Ralph isn’t the only one. He is one character in a massive world, filled with other people coming to grips with their own identities, emotions, and “backstories.” Early on, we meet Sergeant Calhoun, a hardened officer from “Hero’s Duty,” voiced with all of the grit you’d expect from Jane Lynch. A character explains Calhoun’s icy demeanor, telling Ralph that “she was programmed with the most tragic backstory ever written.” No spoilers here, but it ended up being a hilarious nod to all of the genre-savvy viewers out there…which today, means basically everyone.

We’re finally recovering from the disillusionment of the nineties and the hyperaware ironic detachment of the aughties (think Shrek); yes, we know it’s not the first time around, and we know it’s not always going to be a shiny happy fairy tale, but we press forward anyway because people and stories still have meaning. This insistence that there is in fact real meaning to be found flies in the face of everything that Ralph and Vanellope are told—Ralph’s hyper-aware support group reminds him that he “will never be good, and that’s not bad”, and Vanellope’s fellow racers tell her that she is just a glitch who will never be part of the game.

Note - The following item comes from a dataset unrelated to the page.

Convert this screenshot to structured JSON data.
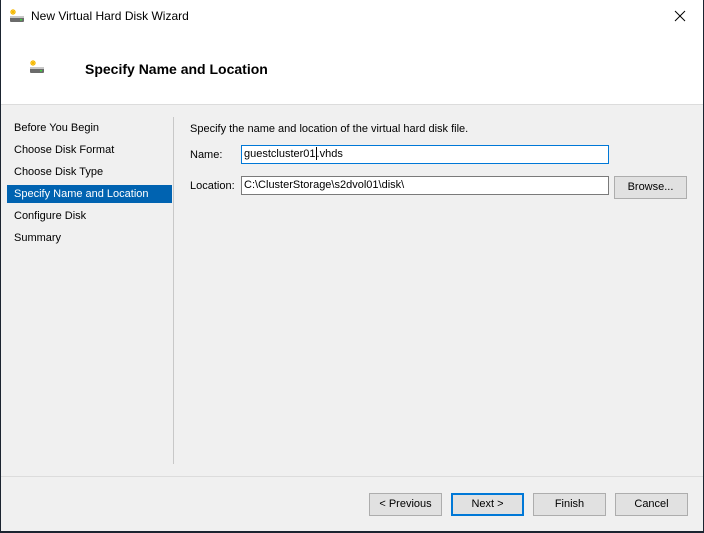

But Ralph wants to be a hero, and Vanellope tells him that she knows she’s a racer, “deep down in her code”. They know that they’re messed up. And they don’t stop. Their striving brings to mind Hugo’s tearful pleading in Martin Scorsese’s masterpiece: “Machines never come with any extra parts, you know. They always come with the exact amount they need… I couldn’t be an extra part. I had to be here for some reason.”

2010’s film adaptation of Scott Pilgrim vs. The World served as a kind of pop culture thermometer: we thought we were running out of stories, and the only thing left was to tell stories about telling stories. Wreck-It Ralph is a fresh metaphor for rising out of cultural ennui, affirming earnestness in the face of cynicism and purpose above resignation. Awards season is upon us, and Ralph outdoes the rest of the animation slate, reminding us of Theodore Roosevelt’s words, written on the inside of so many inspirational graduation gift books, but still weighty:

“It is not the critic who counts; not the man who points out how the strong man stumbles, or where the doer of deeds could have done them better. The credit belongs to the man who is actually in the arena, whose face is marred by dust and sweat and blood; who strives valiantly…who knows great enthusiasms, the great devotions…and who at the worst, if he fails, at least fails while daring greatly, so that his place shall never be with those cold and timid souls who neither know victory nor defeat.”